*** Opening of TASK INPUTS ***

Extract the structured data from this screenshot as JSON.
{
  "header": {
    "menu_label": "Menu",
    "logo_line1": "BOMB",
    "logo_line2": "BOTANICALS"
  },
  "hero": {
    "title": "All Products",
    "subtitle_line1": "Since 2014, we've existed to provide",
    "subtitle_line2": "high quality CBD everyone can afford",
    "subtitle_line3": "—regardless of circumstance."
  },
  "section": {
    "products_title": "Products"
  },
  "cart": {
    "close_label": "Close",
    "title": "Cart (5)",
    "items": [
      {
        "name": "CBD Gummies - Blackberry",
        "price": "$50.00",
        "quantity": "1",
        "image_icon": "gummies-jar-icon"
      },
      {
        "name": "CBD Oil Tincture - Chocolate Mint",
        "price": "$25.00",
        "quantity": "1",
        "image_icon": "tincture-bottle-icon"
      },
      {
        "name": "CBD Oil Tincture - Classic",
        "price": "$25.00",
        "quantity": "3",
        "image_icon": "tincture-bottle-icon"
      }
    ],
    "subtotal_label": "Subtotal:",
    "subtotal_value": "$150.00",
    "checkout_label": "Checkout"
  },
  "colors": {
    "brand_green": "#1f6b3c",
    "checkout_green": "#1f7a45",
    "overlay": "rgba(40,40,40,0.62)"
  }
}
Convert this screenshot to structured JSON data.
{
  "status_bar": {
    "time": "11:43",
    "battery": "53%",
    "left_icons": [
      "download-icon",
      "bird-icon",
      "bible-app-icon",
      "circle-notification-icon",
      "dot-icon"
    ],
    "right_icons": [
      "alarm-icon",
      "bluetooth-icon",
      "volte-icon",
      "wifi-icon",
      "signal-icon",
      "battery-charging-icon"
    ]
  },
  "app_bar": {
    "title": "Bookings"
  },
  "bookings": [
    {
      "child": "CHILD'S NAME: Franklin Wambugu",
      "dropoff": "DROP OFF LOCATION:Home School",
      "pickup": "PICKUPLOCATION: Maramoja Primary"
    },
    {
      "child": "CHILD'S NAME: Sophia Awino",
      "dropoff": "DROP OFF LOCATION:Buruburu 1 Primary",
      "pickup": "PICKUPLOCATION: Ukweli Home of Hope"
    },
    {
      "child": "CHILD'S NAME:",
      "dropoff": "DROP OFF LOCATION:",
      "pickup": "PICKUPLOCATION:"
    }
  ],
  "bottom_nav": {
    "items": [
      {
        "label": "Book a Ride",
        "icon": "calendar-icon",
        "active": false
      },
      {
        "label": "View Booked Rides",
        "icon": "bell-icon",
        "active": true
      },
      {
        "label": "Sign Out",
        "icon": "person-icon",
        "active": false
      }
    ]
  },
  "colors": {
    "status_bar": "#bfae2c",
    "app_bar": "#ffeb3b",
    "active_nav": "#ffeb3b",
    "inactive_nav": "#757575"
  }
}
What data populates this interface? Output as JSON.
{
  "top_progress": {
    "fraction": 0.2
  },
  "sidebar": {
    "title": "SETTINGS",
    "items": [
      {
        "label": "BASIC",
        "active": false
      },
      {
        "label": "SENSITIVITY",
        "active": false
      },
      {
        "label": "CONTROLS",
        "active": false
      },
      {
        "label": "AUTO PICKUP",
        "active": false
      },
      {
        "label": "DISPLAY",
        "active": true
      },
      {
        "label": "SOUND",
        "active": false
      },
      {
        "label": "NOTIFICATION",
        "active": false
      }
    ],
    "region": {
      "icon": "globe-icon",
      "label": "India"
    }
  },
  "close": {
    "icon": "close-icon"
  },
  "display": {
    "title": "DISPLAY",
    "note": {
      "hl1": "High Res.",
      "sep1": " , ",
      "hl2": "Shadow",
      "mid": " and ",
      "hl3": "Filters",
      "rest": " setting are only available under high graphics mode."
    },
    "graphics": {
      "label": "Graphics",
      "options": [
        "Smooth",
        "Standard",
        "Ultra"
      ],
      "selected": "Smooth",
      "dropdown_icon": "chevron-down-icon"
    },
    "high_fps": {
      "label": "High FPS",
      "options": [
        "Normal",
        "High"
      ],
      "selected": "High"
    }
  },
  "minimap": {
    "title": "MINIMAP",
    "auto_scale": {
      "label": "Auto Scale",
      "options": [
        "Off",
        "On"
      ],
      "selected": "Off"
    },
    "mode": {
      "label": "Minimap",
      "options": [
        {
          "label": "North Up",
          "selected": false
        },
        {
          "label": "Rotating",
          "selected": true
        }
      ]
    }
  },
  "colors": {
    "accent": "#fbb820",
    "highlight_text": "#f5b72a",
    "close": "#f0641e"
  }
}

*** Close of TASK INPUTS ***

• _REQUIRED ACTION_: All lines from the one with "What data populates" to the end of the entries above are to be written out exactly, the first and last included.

• _SOLUTION FOR THIS PROBLEM_:
What data populates this interface? Output as JSON.
{
  "top_progress": {
    "fraction": 0.2
  },
  "sidebar": {
    "title": "SETTINGS",
    "items": [
      {
        "label": "BASIC",
        "active": false
      },
      {
        "label": "SENSITIVITY",
        "active": false
      },
      {
        "label": "CONTROLS",
        "active": false
      },
      {
        "label": "AUTO PICKUP",
        "active": false
      },
      {
        "label": "DISPLAY",
        "active": true
      },
      {
        "label": "SOUND",
        "active": false
      },
      {
        "label": "NOTIFICATION",
        "active": false
      }
    ],
    "region": {
      "icon": "globe-icon",
      "label": "India"
    }
  },
  "close": {
    "icon": "close-icon"
  },
  "display": {
    "title": "DISPLAY",
    "note": {
      "hl1": "High Res.",
      "sep1": " , ",
      "hl2": "Shadow",
      "mid": " and ",
      "hl3": "Filters",
      "rest": " setting are only available under high graphics mode."
    },
    "graphics": {
      "label": "Graphics",
      "options": [
        "Smooth",
        "Standard",
        "Ultra"
      ],
      "selected": "Smooth",
      "dropdown_icon": "chevron-down-icon"
    },
    "high_fps": {
      "label": "High FPS",
      "options": [
        "Normal",
        "High"
      ],
      "selected": "High"
    }
  },
  "minimap": {
    "title": "MINIMAP",
    "auto_scale": {
      "label": "Auto Scale",
      "options": [
        "Off",
        "On"
      ],
      "selected": "Off"
    },
    "mode": {
      "label": "Minimap",
      "options": [
        {
          "label": "North Up",
          "selected": false
        },
        {
          "label": "Rotating",
          "selected": true
        }
      ]
    }
  },
  "colors": {
    "accent": "#fbb820",
    "highlight_text": "#f5b72a",
    "close": "#f0641e"
  }
}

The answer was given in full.